Feds publish notice to solicit comment on Colorado River
FLAGSTAFF, Ariz. (AP) — The U.S. Bureau of Reclamation has published a notice that would let Western governors weigh in on how to manage the shrinking Colorado River.
The public comment period will start March 4 unless all seven states that rely on the river approve drought contingency plans. Reclamation Commissioner Brenda Burman has said she prefers the states reach consensus, but the federal government will take over if that doesn’t happen soon.
She called out Arizona and California last week as missing a previous deadline she set to complete drought plans. Water managers in those states say they’re confident they’ll get the work needed done.

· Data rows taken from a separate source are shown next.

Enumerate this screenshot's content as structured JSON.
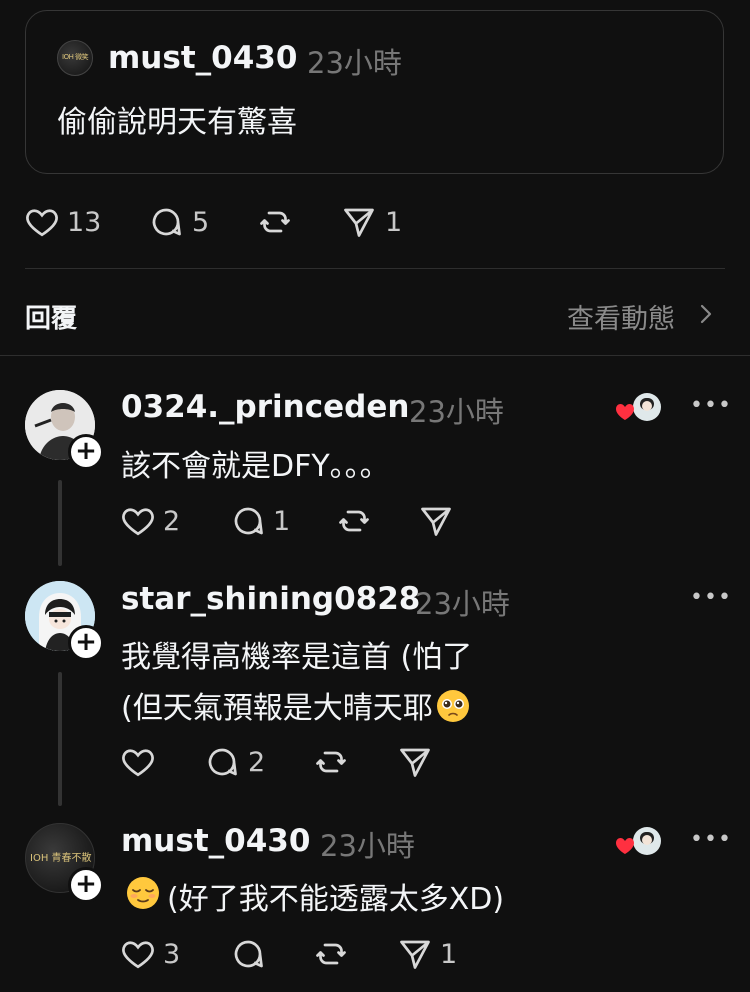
{
  "quote": {
    "username": "must_0430",
    "time": "23小時",
    "text": "偷偷說明天有驚喜",
    "avatar_text": "IOH 微笑"
  },
  "stats": {
    "likes": "13",
    "replies": "5",
    "shares": "1"
  },
  "replies_header": {
    "title": "回覆",
    "activity_link": "查看動態"
  },
  "replies": [
    {
      "username": "0324._princeden",
      "time": "23小時",
      "text": "該不會就是DFY。。。",
      "likes": "2",
      "replies": "1"
    },
    {
      "username": "star_shining0828",
      "time": "23小時",
      "line1": "我覺得高機率是這首 (怕了",
      "line2": "(但天氣預報是大晴天耶",
      "replies": "2"
    },
    {
      "username": "must_0430",
      "time": "23小時",
      "text": "(好了我不能透露太多XD)",
      "likes": "3",
      "shares": "1",
      "avatar_text": "IOH 青春不散"
    }
  ],
  "colors": {
    "background": "#101010",
    "text": "#f3f5f7",
    "muted": "#777777",
    "heart": "#ff3040"
  }
}
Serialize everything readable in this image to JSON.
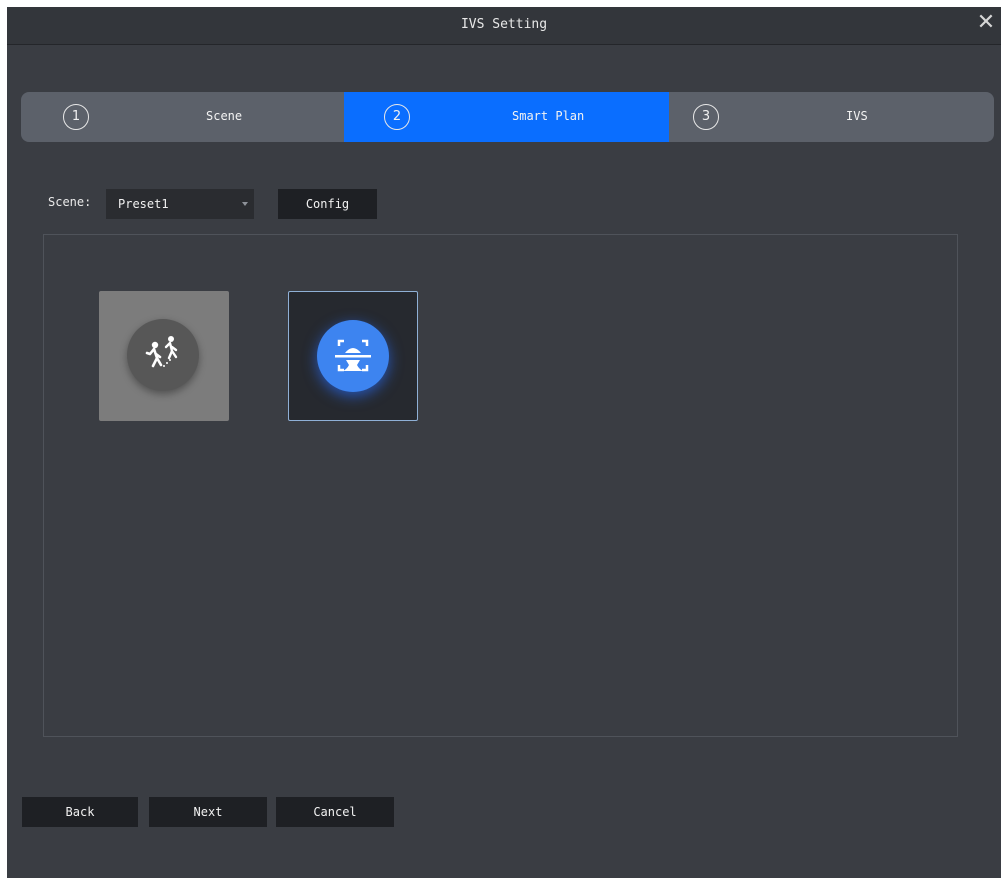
{
  "window": {
    "title": "IVS Setting"
  },
  "steps": [
    {
      "num": "1",
      "label": "Scene",
      "active": false
    },
    {
      "num": "2",
      "label": "Smart Plan",
      "active": true
    },
    {
      "num": "3",
      "label": "IVS",
      "active": false
    }
  ],
  "scene": {
    "label": "Scene:",
    "value": "Preset1",
    "config_label": "Config"
  },
  "plans": [
    {
      "icon": "people-walking-icon",
      "selected": false
    },
    {
      "icon": "face-detection-icon",
      "selected": true
    }
  ],
  "footer": {
    "back_label": "Back",
    "next_label": "Next",
    "cancel_label": "Cancel"
  },
  "colors": {
    "active_step": "#0a6eff",
    "face_icon": "#3d84f0",
    "dialog_bg": "#3a3d43"
  }
}
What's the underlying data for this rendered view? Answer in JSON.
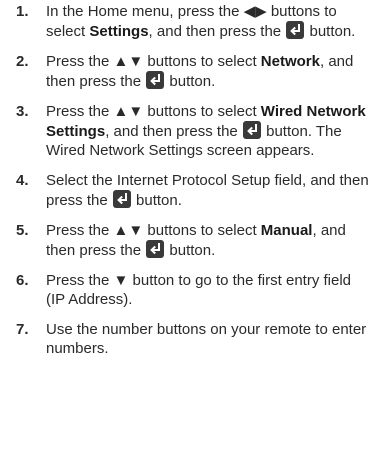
{
  "steps": [
    {
      "number": "1.",
      "segments": [
        {
          "t": "In the Home menu, press the ◀▶ buttons to select "
        },
        {
          "t": "Settings",
          "b": true
        },
        {
          "t": ", and then press the "
        },
        {
          "icon": "enter-button-icon"
        },
        {
          "t": " button."
        }
      ]
    },
    {
      "number": "2.",
      "segments": [
        {
          "t": "Press the ▲▼ buttons to select "
        },
        {
          "t": "Network",
          "b": true
        },
        {
          "t": ", and then press the "
        },
        {
          "icon": "enter-button-icon"
        },
        {
          "t": " button."
        }
      ]
    },
    {
      "number": "3.",
      "segments": [
        {
          "t": "Press the ▲▼ buttons to select "
        },
        {
          "t": "Wired Network Settings",
          "b": true
        },
        {
          "t": ", and then press the "
        },
        {
          "icon": "enter-button-icon"
        },
        {
          "t": " button. The Wired Network Settings screen appears."
        }
      ]
    },
    {
      "number": "4.",
      "segments": [
        {
          "t": "Select the Internet Protocol Setup field, and then press the "
        },
        {
          "icon": "enter-button-icon"
        },
        {
          "t": " button."
        }
      ]
    },
    {
      "number": "5.",
      "segments": [
        {
          "t": "Press the ▲▼ buttons to select "
        },
        {
          "t": "Manual",
          "b": true
        },
        {
          "t": ", and then press the "
        },
        {
          "icon": "enter-button-icon"
        },
        {
          "t": " button."
        }
      ]
    },
    {
      "number": "6.",
      "segments": [
        {
          "t": "Press the ▼ button to go to the first entry field (IP Address)."
        }
      ]
    },
    {
      "number": "7.",
      "segments": [
        {
          "t": "Use the number buttons on your remote to enter numbers."
        }
      ]
    }
  ],
  "colors": {
    "icon_bg": "#3a3a3a",
    "icon_fg": "#ffffff",
    "text": "#2a2a2a"
  }
}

The river serves 40 million people in Arizona, California, Colorado, Nevada, New Mexico, Utah and Wyoming.
The notice was published Feb. 6 in the federal register.
Study looks at economic benefit of longer North Rim season
FLAGSTAFF, Ariz. (AP) — A new study says extending the tourist season at the Grand Canyon’s North Rim by a month would boost the regional economy by $14 million.
The canyon’s less popular North Rim is fully open less than half of the year, largely because of weather.
Tourism promoters in northern Arizona and southern Utah have been advocating for an extra two weeks in both October and May. The idea has gained traction recently.
Coconino County commissioned the study from Northern Arizona University. Researchers said Wednesday that a longer tourist season would bring nearly 38,000 visitors to a region that relies heavily on tourism and would support 183 jobs.
The study doesn’t factor in the cost to the national park or maintenance to the highway that leads to the North Rim.
More like this story
- Arizona commits to drought plan for Colorado River amid concerns of shortage
- US official declares drought plan complete for Colorado River
- Bureau of Reclamation: two states must finish Colorado River drought plan
- Vital US reservoir OK for now, but shortage looms
- Colorado River reservoirs expected to be less than half full by Sept. 30